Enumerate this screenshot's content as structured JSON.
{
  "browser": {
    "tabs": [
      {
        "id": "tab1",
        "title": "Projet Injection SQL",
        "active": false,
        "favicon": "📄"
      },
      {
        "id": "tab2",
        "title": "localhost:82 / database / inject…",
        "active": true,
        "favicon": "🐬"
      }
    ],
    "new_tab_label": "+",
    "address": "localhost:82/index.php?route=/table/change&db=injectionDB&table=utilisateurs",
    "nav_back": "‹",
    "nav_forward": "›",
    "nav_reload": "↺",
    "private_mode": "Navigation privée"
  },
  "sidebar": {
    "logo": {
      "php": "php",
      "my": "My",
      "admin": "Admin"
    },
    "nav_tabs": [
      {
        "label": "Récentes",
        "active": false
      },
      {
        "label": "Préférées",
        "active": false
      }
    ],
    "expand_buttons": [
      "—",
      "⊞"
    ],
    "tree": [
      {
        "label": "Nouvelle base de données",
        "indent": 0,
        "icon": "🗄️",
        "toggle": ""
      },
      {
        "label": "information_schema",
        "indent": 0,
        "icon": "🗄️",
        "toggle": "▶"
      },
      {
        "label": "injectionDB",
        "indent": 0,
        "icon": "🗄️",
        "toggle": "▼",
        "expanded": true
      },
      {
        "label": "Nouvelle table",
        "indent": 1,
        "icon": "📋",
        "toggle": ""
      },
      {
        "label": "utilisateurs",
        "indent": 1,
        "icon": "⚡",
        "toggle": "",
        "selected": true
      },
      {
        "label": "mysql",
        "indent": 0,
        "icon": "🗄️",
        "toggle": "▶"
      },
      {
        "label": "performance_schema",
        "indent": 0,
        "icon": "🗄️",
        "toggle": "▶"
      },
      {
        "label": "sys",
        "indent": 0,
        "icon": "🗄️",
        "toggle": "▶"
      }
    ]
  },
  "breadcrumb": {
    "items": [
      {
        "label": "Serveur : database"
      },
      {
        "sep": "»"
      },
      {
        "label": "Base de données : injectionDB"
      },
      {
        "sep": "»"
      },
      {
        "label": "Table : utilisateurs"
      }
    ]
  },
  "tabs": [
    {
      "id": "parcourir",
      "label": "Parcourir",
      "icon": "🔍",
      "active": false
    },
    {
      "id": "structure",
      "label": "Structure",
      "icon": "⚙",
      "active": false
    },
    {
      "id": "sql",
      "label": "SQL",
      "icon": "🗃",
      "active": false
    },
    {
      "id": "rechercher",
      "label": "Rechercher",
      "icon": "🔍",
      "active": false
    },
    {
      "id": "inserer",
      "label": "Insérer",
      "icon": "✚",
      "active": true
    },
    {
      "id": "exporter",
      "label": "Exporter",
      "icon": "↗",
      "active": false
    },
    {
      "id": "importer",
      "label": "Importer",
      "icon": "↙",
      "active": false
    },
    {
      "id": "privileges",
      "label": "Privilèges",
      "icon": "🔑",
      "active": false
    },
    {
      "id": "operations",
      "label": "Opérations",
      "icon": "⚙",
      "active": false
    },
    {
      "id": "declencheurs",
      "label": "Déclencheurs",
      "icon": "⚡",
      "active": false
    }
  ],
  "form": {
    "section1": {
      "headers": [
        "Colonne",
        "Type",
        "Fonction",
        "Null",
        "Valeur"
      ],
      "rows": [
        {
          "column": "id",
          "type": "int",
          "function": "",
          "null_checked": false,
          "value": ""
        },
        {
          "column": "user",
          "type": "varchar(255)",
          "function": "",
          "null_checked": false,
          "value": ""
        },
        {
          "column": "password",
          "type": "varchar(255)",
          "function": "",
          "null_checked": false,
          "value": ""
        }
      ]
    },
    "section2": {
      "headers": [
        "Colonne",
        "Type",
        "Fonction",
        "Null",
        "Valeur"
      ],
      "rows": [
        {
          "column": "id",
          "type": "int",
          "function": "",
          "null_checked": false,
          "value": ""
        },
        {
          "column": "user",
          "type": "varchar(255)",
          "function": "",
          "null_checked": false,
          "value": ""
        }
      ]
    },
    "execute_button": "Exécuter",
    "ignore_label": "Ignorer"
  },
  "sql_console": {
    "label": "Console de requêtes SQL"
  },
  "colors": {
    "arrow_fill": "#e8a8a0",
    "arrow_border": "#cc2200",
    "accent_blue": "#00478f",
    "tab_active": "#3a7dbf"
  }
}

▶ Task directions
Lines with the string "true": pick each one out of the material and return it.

▶ Written solution
        "active": true,
        "expanded": true
        "selected": true
      "active": true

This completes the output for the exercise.